WHAT TO DO: Every entry must be given again exactly as it is written.

EXTRACTED ENTRIES Start Marker

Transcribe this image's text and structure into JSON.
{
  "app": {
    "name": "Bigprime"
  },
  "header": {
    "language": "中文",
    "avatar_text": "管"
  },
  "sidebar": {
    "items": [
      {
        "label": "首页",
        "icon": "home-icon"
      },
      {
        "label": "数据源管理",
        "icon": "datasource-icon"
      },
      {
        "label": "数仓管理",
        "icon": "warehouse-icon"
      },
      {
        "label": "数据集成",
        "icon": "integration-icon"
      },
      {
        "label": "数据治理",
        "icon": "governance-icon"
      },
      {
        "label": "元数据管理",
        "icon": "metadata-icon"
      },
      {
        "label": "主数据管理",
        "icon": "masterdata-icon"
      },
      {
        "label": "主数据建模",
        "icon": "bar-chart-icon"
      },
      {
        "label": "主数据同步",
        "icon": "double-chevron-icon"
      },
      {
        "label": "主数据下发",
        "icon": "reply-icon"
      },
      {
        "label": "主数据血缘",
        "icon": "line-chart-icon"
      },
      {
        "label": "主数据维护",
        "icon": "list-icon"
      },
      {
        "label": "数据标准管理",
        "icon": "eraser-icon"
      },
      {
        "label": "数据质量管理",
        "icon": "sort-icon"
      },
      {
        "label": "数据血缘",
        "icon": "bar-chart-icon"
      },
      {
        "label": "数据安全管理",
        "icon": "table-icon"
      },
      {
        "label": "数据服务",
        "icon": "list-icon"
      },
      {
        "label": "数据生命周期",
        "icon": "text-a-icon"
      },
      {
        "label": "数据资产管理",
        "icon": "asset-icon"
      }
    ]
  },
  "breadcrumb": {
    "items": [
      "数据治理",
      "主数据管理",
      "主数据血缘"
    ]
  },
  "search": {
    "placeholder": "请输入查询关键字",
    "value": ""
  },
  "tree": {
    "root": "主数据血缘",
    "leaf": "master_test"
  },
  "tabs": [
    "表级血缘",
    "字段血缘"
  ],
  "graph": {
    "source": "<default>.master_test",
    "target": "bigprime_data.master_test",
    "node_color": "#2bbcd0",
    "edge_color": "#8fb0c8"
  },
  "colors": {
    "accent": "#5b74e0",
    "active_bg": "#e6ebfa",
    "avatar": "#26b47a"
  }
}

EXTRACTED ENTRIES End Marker

OUTPUT FOR THIS TASK:
Transcribe this image's text and structure into JSON.
{
  "app": {
    "name": "Bigprime"
  },
  "header": {
    "language": "中文",
    "avatar_text": "管"
  },
  "sidebar": {
    "items": [
      {
        "label": "首页",
        "icon": "home-icon"
      },
      {
        "label": "数据源管理",
        "icon": "datasource-icon"
      },
      {
        "label": "数仓管理",
        "icon": "warehouse-icon"
      },
      {
        "label": "数据集成",
        "icon": "integration-icon"
      },
      {
        "label": "数据治理",
        "icon": "governance-icon"
      },
      {
        "label": "元数据管理",
        "icon": "metadata-icon"
      },
      {
        "label": "主数据管理",
        "icon": "masterdata-icon"
      },
      {
        "label": "主数据建模",
        "icon": "bar-chart-icon"
      },
      {
        "label": "主数据同步",
        "icon": "double-chevron-icon"
      },
      {
        "label": "主数据下发",
        "icon": "reply-icon"
      },
      {
        "label": "主数据血缘",
        "icon": "line-chart-icon"
      },
      {
        "label": "主数据维护",
        "icon": "list-icon"
      },
      {
        "label": "数据标准管理",
        "icon": "eraser-icon"
      },
      {
        "label": "数据质量管理",
        "icon": "sort-icon"
      },
      {
        "label": "数据血缘",
        "icon": "bar-chart-icon"
      },
      {
        "label": "数据安全管理",
        "icon": "table-icon"
      },
      {
        "label": "数据服务",
        "icon": "list-icon"
      },
      {
        "label": "数据生命周期",
        "icon": "text-a-icon"
      },
      {
        "label": "数据资产管理",
        "icon": "asset-icon"
      }
    ]
  },
  "breadcrumb": {
    "items": [
      "数据治理",
      "主数据管理",
      "主数据血缘"
    ]
  },
  "search": {
    "placeholder": "请输入查询关键字",
    "value": ""
  },
  "tree": {
    "root": "主数据血缘",
    "leaf": "master_test"
  },
  "tabs": [
    "表级血缘",
    "字段血缘"
  ],
  "graph": {
    "source": "<default>.master_test",
    "target": "bigprime_data.master_test",
    "node_color": "#2bbcd0",
    "edge_color": "#8fb0c8"
  },
  "colors": {
    "accent": "#5b74e0",
    "active_bg": "#e6ebfa",
    "avatar": "#26b47a"
  }
}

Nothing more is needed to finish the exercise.